The concert's performers ranged from the very young - Megan Phuan, five, and Jair Chan, six, who played a piano duet Rice Rice Baby Medley - to those in their late teens. Dancers Xindan Fu and Nigel Tan - both 18 and the oldest in the group - broke out their Korean dance moves to the K-pop song Not Today.

Singapore-born and Melbourne-based singer Natalie Ong, who was one of the finalists on The X Factor Australia last year, guest-starred in the show as the witch. Said the 16-year-old: "I am really privileged to be part of this amazing cause. I have been having so much fun, and made many new friends."


Natalie Ong (in white), 16, together with the main characters, talking about pursuing one's dreams through action.
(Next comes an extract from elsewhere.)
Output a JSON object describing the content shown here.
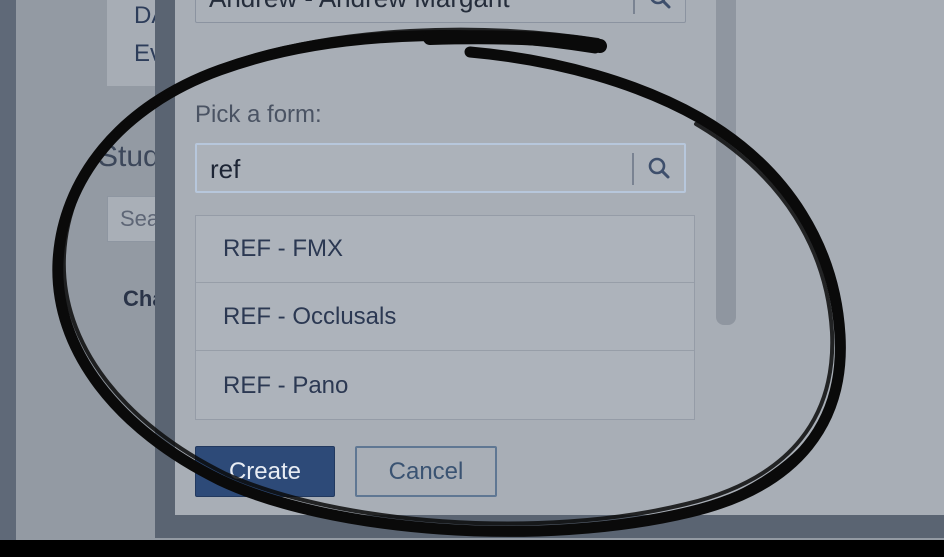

ST PHOTO: LIM YAOHUI

 
 

For 14-year-old Nur Amirah Rohaizad, singing in the ChildAid choir has been "quite a journey".

"I am nervous and excited," she said. Since last year, the Ahmad Ibrahim Secondary School student has been part of the youth programme at arts training centre 10 Square, supported by BTBAF.

Not only has the aspiring singer and dancer been exposed to different genres of art through the programme, but she has also learnt about behind-the-scenes arts management. She hopes to do more of this in the future.

"Even after I graduate from 10 Square, I want to come back and help out backstage and be a teacher to the younger kids," she said.

The show runs for another night at 7.30pm today.

A version of this article appeared in the print edition of The Straits Times on November 25, 2017, with the headline 'Young stars raise $2.1m at ChildAid'. Print Edition | Subscribe